"Russia and Turkey agreed to 'solve' the [issue of] HTS' foreign fighters jointly, however, the message about the destiny of the land is unclear," explains Ahmad Rahal, a former colonel.

"On the other hand, the US is only re-gathering their ground troops, enabling their forces to be closer to oil sources in Deir az-Zour, where they have begun building two military bases in the north and east."

Rahal adds that Idlib remains "observed and watched by everyone involved in the Syrian war".

"Everyone wants their portion of the cake, while we as residents and owner of land are the last ones to be taken into consideration."

Russia and Turkey have agreed to another meeting on Syria, which will include Iran, but no timetable has yet been set.

"I believe that the leaders have agreed to end the HTS file together with joint plans as announced.
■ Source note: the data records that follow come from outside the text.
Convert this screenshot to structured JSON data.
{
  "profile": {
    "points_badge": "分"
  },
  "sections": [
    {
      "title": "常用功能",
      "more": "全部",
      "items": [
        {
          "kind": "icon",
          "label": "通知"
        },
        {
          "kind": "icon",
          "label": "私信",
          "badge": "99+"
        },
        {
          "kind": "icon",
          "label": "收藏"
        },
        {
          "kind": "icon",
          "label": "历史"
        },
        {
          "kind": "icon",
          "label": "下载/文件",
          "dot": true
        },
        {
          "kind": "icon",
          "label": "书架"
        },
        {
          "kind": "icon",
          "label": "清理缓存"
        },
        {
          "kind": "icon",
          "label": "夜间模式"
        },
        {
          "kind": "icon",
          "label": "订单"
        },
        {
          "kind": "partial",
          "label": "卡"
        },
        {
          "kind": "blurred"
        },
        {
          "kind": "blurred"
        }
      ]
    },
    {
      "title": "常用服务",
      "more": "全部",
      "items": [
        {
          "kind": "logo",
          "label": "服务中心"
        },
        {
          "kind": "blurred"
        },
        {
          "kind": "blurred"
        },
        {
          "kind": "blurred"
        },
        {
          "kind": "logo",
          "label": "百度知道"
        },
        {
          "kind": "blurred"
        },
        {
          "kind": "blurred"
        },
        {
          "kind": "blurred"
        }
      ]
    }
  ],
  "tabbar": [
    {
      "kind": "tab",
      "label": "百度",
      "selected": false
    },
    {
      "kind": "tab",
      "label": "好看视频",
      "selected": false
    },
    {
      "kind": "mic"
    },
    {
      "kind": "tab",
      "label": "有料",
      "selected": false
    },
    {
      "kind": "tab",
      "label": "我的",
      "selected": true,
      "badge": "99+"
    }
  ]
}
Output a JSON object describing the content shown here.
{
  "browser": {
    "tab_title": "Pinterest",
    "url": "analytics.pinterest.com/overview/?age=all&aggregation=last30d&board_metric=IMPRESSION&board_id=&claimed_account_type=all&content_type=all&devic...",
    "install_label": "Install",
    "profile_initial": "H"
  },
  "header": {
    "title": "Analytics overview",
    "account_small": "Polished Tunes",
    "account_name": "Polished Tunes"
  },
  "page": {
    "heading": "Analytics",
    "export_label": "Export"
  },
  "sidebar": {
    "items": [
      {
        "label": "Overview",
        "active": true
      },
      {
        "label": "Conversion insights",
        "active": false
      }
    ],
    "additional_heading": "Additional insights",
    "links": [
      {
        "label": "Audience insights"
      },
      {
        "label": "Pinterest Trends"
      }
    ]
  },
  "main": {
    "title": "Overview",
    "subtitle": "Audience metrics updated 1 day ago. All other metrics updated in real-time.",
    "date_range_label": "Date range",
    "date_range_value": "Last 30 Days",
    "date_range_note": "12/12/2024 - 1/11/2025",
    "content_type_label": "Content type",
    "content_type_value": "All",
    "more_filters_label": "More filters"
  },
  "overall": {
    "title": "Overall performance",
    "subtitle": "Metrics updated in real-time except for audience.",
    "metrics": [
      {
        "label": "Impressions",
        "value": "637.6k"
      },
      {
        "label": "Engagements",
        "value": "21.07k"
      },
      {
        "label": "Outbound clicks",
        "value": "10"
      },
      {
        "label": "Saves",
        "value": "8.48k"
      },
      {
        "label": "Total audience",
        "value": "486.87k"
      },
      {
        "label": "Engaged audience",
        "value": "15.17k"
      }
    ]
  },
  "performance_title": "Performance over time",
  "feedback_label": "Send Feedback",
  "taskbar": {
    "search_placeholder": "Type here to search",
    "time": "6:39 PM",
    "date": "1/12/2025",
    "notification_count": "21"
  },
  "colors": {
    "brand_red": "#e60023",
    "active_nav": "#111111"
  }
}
However, I'm almost sure that Idlib won't face a campaign of attacks as the Assad regime may wish," said Rahal. "Everyone is aware of the consequences of such foolishness, but there is still uncertainty over the Turkish-Russian plans." 

Sharef, a grocery shop owner, migrated from the Syrian city of Homs in 2015. The majority of Idlib's current residents have been displaced during the war. He laments the failed peace talks: "We've experienced countless meetings in the past years, from Sochi, Astana, Geneva, the list goes on. But what has actually happened? Nothing, apart from more division while the war continues in Syria.

"After every meeting what happens in Syria? The currency gets affected, attacks take place somewhere in the country right after each conference, and more importantly, there is never any glimpse of peace."

Meanwhile, human rights groups have been documenting cases from north Syria including arrests by HTS. 

"We are working on a special report documenting the rise of insecurity northern Syria," said Sara Khayali. "Our reports will be about the wave of kidnappings by known and unknown factions against civilian and activists equally, notably, those who fled from other areas to settle in the Idlib province thinking they would be safe here." 

Khayali believes that HTS are afraid of rising opposition figures and thus are "arresting voices implementing Assad's strategy against his opposition with no proof of accusation.

"This precaution against residents must be tackled by HTS allies in order to stop human rights violations and stop this chaos in north Syria. I ought to emphasise that the Assad government will try to twist this situation to launch attacks against the city which should be internationally prohibited and must not be used to legitimise any campaign against the city or north Syria in general."

Ghazwan Kronfol, the CEO of the Syrian lawyer's council in Turkey, told The New Arab: "Factions in north Syria came to the conclusion that their weaponry privilege allows them to force people in the area to kneel to their demands. The large scale of abductions will give Assad's regime reason to launch attacks."

Zouhir al-Shimale is a Syrian journalist from Aleppo. 

Follow him on Twitter: @ZouhirAlShimale